:: Goal of the exercise ::
Locate every line in the records below that holds the word "screenshot" and return each one.

Segment Open

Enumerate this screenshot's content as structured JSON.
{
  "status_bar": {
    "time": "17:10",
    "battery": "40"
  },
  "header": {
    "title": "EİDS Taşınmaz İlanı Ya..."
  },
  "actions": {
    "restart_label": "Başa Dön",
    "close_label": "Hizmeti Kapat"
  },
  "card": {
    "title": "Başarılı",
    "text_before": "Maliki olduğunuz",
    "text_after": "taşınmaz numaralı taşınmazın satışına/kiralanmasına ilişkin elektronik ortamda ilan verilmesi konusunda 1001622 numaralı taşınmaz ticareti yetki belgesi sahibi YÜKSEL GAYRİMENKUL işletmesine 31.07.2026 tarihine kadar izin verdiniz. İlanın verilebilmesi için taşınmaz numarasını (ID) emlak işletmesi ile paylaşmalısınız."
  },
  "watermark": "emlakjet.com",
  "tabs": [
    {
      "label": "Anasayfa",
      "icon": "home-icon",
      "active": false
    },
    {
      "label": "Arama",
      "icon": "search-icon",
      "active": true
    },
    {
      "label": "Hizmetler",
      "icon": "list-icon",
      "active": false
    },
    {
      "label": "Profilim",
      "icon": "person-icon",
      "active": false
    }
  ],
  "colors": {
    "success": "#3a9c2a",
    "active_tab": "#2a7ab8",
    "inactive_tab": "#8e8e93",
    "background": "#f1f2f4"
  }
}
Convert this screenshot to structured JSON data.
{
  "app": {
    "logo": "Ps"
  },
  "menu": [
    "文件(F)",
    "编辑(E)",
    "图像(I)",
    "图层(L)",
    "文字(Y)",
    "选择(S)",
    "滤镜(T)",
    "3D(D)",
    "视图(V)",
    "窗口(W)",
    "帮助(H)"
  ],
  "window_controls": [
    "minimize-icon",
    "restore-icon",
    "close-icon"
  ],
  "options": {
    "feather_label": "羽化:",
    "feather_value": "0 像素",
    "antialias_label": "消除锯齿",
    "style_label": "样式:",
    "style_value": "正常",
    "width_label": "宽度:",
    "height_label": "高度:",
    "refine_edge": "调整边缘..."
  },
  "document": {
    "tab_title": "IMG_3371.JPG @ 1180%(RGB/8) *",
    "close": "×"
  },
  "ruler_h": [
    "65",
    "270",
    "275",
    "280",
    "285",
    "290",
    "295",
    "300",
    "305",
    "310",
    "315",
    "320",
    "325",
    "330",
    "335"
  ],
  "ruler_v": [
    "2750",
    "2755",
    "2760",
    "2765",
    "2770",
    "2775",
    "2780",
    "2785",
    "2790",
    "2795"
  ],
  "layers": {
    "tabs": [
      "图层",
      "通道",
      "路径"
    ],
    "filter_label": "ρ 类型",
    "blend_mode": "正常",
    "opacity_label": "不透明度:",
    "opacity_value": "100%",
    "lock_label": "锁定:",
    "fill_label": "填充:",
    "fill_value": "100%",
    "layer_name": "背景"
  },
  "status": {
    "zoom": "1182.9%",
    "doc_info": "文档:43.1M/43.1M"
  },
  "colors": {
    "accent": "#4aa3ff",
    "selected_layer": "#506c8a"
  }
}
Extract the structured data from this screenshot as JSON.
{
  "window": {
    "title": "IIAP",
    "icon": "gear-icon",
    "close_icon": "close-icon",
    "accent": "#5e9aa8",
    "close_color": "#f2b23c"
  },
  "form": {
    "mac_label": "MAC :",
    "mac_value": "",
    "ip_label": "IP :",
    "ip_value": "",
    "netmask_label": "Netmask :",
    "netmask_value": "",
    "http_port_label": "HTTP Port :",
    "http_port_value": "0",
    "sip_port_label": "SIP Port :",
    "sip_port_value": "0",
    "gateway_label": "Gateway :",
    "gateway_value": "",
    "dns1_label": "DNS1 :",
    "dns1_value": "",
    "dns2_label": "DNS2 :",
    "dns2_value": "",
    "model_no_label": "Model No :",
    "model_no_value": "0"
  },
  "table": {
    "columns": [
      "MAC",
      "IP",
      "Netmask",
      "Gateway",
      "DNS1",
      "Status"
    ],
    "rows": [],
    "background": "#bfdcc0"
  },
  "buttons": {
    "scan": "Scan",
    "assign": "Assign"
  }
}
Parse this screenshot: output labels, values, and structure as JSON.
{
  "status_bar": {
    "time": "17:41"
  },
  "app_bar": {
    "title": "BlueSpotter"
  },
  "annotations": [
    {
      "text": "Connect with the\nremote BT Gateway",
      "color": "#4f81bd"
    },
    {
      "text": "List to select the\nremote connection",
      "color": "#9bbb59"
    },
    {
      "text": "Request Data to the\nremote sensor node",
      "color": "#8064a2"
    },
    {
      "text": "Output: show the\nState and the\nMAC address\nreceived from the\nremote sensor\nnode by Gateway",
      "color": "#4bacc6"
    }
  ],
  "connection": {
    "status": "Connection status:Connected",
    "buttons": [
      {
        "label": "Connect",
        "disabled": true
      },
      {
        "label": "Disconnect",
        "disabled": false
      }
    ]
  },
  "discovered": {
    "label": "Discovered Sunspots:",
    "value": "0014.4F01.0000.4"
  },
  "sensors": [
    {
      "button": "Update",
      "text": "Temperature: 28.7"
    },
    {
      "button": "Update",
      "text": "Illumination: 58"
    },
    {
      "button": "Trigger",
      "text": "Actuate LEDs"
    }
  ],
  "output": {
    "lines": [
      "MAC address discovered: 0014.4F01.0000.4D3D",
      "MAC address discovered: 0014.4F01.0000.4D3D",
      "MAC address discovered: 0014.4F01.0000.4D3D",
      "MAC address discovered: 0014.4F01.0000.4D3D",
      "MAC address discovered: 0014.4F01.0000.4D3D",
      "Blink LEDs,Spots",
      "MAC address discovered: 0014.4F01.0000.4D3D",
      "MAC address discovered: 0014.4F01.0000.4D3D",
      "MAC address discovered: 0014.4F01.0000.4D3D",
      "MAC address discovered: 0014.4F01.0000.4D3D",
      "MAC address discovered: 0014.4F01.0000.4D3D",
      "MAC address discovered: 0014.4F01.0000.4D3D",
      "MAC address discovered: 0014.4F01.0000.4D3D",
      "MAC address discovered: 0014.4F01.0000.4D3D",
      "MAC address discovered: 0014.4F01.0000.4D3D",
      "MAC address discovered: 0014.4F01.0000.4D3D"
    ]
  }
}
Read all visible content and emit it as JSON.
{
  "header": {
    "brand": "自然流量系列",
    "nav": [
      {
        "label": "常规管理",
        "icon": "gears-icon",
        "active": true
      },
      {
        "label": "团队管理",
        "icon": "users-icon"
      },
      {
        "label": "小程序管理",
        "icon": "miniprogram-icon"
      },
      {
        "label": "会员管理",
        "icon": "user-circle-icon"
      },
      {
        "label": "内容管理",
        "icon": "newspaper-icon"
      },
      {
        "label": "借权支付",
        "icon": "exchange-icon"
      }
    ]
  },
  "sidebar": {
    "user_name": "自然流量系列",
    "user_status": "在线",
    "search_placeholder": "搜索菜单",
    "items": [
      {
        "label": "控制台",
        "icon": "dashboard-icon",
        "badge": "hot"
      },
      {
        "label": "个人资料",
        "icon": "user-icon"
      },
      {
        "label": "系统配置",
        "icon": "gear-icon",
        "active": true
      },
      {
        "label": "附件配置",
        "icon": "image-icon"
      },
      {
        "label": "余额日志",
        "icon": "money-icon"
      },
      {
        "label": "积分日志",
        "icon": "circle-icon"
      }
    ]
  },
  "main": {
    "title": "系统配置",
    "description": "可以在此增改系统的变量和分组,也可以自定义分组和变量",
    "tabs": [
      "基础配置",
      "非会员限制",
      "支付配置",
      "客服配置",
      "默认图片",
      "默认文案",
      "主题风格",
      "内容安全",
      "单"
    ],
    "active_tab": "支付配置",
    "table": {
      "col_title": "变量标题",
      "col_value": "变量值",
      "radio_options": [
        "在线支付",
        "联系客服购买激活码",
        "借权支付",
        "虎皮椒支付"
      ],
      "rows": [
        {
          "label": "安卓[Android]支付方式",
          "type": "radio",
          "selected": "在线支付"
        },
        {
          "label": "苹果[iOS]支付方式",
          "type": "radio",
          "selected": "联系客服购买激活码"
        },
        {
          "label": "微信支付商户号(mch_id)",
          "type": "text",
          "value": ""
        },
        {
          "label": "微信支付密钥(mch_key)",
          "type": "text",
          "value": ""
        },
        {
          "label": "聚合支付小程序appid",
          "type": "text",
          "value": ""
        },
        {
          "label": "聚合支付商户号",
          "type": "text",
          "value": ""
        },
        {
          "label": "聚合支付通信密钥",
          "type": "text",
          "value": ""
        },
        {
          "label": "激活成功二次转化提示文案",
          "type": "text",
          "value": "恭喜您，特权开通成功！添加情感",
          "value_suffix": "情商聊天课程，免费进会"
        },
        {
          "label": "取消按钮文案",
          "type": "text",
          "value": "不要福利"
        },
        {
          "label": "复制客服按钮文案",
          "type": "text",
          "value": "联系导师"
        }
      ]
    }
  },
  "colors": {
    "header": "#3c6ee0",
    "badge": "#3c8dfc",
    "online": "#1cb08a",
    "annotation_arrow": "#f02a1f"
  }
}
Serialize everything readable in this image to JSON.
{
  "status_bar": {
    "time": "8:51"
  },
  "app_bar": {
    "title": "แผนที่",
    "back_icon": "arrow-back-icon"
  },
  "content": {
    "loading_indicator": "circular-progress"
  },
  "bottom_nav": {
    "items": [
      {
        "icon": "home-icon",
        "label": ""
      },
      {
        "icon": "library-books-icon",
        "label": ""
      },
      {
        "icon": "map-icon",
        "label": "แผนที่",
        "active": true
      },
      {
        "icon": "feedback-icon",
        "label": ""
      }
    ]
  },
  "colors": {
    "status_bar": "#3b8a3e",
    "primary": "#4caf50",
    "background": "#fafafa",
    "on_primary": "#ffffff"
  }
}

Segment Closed

:: Response to the task ::
Enumerate this screenshot's content as structured JSON.
Convert this screenshot to structured JSON data.
Extract the structured data from this screenshot as JSON.
Parse this screenshot: output labels, values, and structure as JSON.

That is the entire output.